Member countries of the Council Working Party on Shipbuilding (WP6) of the Organization for Economic Co-operation and Development (OECD) have agreed in a meeting held in in Paris to resume negotiations on a multilateral Shipbuilding Agreement, on hold since September 2005.
WP6´s aim is to normalize the competitive conditions under which the international shipbuilding industry functions. Through the agreement it is sought to reduce the extensive and regular intervention of different governments in their respective shipbuilding industries and level the playing field by eliminating the global overcapacities that lead to supply and demand imbalances and causes artificial drops in prices.
OECD members, as well as representatives of Brazil, China, Chinese Taipei, Croatia, Romania, the Russian Federation, and Ukraine, have reached a preliminary agreement to restart negotiations as soon as possible and to bring forward the next scheduled meeting of the WP6 from December to 9-10 September.
The participating countries represent around 90% of the world’s total shipbuilding capacity, making the agreement of paramount importance both for the sector itself and for global trade as a whole. Given the huge volumes of traded goods that are transported by sea, the impact on global trade of price increases in the shipping industry are not to be taken lightly.
Concern about subsidies to the shipbuilding industry is not new.

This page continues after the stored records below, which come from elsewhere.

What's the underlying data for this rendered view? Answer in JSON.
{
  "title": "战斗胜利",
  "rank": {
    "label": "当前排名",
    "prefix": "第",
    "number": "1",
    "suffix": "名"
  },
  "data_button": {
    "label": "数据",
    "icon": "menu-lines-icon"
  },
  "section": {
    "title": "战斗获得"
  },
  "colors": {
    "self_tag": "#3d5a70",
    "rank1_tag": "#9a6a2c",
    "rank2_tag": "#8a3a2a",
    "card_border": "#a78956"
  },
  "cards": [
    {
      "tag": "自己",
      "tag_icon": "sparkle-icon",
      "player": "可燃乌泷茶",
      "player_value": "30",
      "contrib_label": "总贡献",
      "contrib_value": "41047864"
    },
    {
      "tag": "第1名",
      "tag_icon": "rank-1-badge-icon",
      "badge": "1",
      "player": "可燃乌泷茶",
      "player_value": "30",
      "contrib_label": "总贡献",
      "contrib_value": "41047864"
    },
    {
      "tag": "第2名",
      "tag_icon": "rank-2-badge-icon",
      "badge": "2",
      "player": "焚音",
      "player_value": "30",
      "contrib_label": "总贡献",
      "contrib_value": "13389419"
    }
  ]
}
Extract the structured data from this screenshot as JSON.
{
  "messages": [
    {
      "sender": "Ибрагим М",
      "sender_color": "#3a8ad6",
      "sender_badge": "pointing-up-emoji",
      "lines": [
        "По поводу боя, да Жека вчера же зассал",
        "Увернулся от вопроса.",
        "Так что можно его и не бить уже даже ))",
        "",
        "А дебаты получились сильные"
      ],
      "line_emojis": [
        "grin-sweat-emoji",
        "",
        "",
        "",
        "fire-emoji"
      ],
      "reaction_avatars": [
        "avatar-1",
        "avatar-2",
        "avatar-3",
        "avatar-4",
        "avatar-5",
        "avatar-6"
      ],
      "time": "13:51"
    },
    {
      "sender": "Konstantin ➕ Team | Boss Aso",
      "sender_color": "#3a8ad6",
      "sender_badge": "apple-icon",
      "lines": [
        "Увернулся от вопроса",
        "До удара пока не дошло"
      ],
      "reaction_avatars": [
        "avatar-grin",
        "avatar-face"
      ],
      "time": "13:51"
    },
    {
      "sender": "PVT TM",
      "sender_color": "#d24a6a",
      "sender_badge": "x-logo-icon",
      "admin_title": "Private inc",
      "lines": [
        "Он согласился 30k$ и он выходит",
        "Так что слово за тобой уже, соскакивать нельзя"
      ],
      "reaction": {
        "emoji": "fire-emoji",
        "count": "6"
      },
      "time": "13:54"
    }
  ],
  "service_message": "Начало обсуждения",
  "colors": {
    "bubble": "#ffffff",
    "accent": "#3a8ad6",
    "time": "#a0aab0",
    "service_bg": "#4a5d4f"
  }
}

A previous agreement reached by OECD members and other participant states after five years of negotiations, in 1994, the “Agreement Respecting Normal Competitive Conditions in the Commercial Shipbuilding and Repair Industry”, never came into force due to lack of ratification by the US, whose government considered it to be contrary to US interests as it would have thwarted the country’s efforts to revitalize commercial shipyards.
Though the content and scope of the Shipbuilding Agreement under discussion have not been made public, it is widely held that if the original objective of the 1994 agreement to establish legally binding prohibitions on all subsidies is retained, then the chances of ratification by the US or any other country trying to build up its shipping industry are very low, particularly at a time when all economies are fighting hard to combat high levels of unemployment. If this original objective is dropped, however, making ratification more likely, the potential impact of the agreement will be vastly reduced.